-- To do --
The answer must be an exact copy of every record below.

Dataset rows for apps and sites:
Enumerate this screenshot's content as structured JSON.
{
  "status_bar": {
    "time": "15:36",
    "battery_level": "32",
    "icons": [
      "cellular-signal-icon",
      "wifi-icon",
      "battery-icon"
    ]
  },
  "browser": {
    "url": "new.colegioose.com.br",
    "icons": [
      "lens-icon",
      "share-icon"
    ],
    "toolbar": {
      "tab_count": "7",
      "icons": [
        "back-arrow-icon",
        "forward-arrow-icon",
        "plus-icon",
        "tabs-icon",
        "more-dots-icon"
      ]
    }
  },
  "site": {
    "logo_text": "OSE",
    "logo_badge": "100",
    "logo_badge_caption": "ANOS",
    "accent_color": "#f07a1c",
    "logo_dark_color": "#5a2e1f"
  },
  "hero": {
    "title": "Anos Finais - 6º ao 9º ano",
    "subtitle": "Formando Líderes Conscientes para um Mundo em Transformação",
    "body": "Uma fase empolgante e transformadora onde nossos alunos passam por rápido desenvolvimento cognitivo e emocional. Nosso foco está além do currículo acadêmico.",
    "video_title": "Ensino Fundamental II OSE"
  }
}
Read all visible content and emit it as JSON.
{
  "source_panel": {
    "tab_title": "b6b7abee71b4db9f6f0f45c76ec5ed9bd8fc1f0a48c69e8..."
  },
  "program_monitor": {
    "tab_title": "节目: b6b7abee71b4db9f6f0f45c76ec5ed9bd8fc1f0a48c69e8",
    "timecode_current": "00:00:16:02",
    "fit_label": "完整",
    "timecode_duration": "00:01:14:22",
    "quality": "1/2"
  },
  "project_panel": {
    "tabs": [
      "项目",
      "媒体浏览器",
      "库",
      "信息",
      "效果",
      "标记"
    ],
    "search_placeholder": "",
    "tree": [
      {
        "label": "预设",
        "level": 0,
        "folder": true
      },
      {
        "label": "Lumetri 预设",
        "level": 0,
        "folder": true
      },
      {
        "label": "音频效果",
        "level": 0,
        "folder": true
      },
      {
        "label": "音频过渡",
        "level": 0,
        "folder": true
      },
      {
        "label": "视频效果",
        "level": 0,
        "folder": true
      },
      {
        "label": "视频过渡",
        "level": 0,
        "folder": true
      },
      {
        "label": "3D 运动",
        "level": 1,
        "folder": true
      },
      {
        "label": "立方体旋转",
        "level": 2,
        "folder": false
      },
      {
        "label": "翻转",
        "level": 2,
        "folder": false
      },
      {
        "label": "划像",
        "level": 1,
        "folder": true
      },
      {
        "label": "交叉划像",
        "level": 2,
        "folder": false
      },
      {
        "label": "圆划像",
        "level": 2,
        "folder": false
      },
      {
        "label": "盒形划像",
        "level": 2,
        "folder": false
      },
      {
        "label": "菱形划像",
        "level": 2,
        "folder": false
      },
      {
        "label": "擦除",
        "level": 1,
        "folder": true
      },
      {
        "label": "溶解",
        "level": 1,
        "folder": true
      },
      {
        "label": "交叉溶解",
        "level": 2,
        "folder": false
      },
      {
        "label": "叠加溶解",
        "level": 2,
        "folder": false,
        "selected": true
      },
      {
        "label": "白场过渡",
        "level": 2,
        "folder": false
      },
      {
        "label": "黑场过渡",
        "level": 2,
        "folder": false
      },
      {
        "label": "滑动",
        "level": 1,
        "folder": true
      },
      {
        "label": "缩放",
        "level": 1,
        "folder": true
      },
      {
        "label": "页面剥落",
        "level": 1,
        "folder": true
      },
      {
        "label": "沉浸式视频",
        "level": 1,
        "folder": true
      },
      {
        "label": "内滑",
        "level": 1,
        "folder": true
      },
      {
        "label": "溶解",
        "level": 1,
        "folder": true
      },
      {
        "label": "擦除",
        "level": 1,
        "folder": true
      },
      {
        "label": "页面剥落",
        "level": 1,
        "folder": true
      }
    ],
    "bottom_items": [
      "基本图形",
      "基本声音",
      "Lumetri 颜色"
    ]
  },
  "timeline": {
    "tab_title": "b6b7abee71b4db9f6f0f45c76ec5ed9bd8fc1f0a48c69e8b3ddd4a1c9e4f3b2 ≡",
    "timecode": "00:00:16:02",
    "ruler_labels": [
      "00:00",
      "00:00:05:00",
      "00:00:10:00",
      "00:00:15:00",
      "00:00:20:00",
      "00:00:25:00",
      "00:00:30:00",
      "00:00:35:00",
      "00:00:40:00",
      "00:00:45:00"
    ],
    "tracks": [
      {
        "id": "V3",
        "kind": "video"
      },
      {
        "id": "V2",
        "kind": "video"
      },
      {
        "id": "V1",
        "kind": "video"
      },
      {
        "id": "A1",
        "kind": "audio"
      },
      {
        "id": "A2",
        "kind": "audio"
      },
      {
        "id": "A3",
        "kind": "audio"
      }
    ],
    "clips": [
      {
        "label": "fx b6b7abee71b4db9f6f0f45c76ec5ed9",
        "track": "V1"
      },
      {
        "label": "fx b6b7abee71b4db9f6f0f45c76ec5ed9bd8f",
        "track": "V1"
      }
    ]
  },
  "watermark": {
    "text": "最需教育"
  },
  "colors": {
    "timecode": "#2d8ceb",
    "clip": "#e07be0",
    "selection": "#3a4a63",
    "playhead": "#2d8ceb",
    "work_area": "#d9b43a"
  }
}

-- Exercise result --
Enumerate this screenshot's content as structured JSON.
{
  "status_bar": {
    "time": "15:36",
    "battery_level": "32",
    "icons": [
      "cellular-signal-icon",
      "wifi-icon",
      "battery-icon"
    ]
  },
  "browser": {
    "url": "new.colegioose.com.br",
    "icons": [
      "lens-icon",
      "share-icon"
    ],
    "toolbar": {
      "tab_count": "7",
      "icons": [
        "back-arrow-icon",
        "forward-arrow-icon",
        "plus-icon",
        "tabs-icon",
        "more-dots-icon"
      ]
    }
  },
  "site": {
    "logo_text": "OSE",
    "logo_badge": "100",
    "logo_badge_caption": "ANOS",
    "accent_color": "#f07a1c",
    "logo_dark_color": "#5a2e1f"
  },
  "hero": {
    "title": "Anos Finais - 6º ao 9º ano",
    "subtitle": "Formando Líderes Conscientes para um Mundo em Transformação",
    "body": "Uma fase empolgante e transformadora onde nossos alunos passam por rápido desenvolvimento cognitivo e emocional. Nosso foco está além do currículo acadêmico.",
    "video_title": "Ensino Fundamental II OSE"
  }
}
Read all visible content and emit it as JSON.
{
  "source_panel": {
    "tab_title": "b6b7abee71b4db9f6f0f45c76ec5ed9bd8fc1f0a48c69e8..."
  },
  "program_monitor": {
    "tab_title": "节目: b6b7abee71b4db9f6f0f45c76ec5ed9bd8fc1f0a48c69e8",
    "timecode_current": "00:00:16:02",
    "fit_label": "完整",
    "timecode_duration": "00:01:14:22",
    "quality": "1/2"
  },
  "project_panel": {
    "tabs": [
      "项目",
      "媒体浏览器",
      "库",
      "信息",
      "效果",
      "标记"
    ],
    "search_placeholder": "",
    "tree": [
      {
        "label": "预设",
        "level": 0,
        "folder": true
      },
      {
        "label": "Lumetri 预设",
        "level": 0,
        "folder": true
      },
      {
        "label": "音频效果",
        "level": 0,
        "folder": true
      },
      {
        "label": "音频过渡",
        "level": 0,
        "folder": true
      },
      {
        "label": "视频效果",
        "level": 0,
        "folder": true
      },
      {
        "label": "视频过渡",
        "level": 0,
        "folder": true
      },
      {
        "label": "3D 运动",
        "level": 1,
        "folder": true
      },
      {
        "label": "立方体旋转",
        "level": 2,
        "folder": false
      },
      {
        "label": "翻转",
        "level": 2,
        "folder": false
      },
      {
        "label": "划像",
        "level": 1,
        "folder": true
      },
      {
        "label": "交叉划像",
        "level": 2,
        "folder": false
      },
      {
        "label": "圆划像",
        "level": 2,
        "folder": false
      },
      {
        "label": "盒形划像",
        "level": 2,
        "folder": false
      },
      {
        "label": "菱形划像",
        "level": 2,
        "folder": false
      },
      {
        "label": "擦除",
        "level": 1,
        "folder": true
      },
      {
        "label": "溶解",
        "level": 1,
        "folder": true
      },
      {
        "label": "交叉溶解",
        "level": 2,
        "folder": false
      },
      {
        "label": "叠加溶解",
        "level": 2,
        "folder": false,
        "selected": true
      },
      {
        "label": "白场过渡",
        "level": 2,
        "folder": false
      },
      {
        "label": "黑场过渡",
        "level": 2,
        "folder": false
      },
      {
        "label": "滑动",
        "level": 1,
        "folder": true
      },
      {
        "label": "缩放",
        "level": 1,
        "folder": true
      },
      {
        "label": "页面剥落",
        "level": 1,
        "folder": true
      },
      {
        "label": "沉浸式视频",
        "level": 1,
        "folder": true
      },
      {
        "label": "内滑",
        "level": 1,
        "folder": true
      },
      {
        "label": "溶解",
        "level": 1,
        "folder": true
      },
      {
        "label": "擦除",
        "level": 1,
        "folder": true
      },
      {
        "label": "页面剥落",
        "level": 1,
        "folder": true
      }
    ],
    "bottom_items": [
      "基本图形",
      "基本声音",
      "Lumetri 颜色"
    ]
  },
  "timeline": {
    "tab_title": "b6b7abee71b4db9f6f0f45c76ec5ed9bd8fc1f0a48c69e8b3ddd4a1c9e4f3b2 ≡",
    "timecode": "00:00:16:02",
    "ruler_labels": [
      "00:00",
      "00:00:05:00",
      "00:00:10:00",
      "00:00:15:00",
      "00:00:20:00",
      "00:00:25:00",
      "00:00:30:00",
      "00:00:35:00",
      "00:00:40:00",
      "00:00:45:00"
    ],
    "tracks": [
      {
        "id": "V3",
        "kind": "video"
      },
      {
        "id": "V2",
        "kind": "video"
      },
      {
        "id": "V1",
        "kind": "video"
      },
      {
        "id": "A1",
        "kind": "audio"
      },
      {
        "id": "A2",
        "kind": "audio"
      },
      {
        "id": "A3",
        "kind": "audio"
      }
    ],
    "clips": [
      {
        "label": "fx b6b7abee71b4db9f6f0f45c76ec5ed9",
        "track": "V1"
      },
      {
        "label": "fx b6b7abee71b4db9f6f0f45c76ec5ed9bd8f",
        "track": "V1"
      }
    ]
  },
  "watermark": {
    "text": "最需教育"
  },
  "colors": {
    "timecode": "#2d8ceb",
    "clip": "#e07be0",
    "selection": "#3a4a63",
    "playhead": "#2d8ceb",
    "work_area": "#d9b43a"
  }
}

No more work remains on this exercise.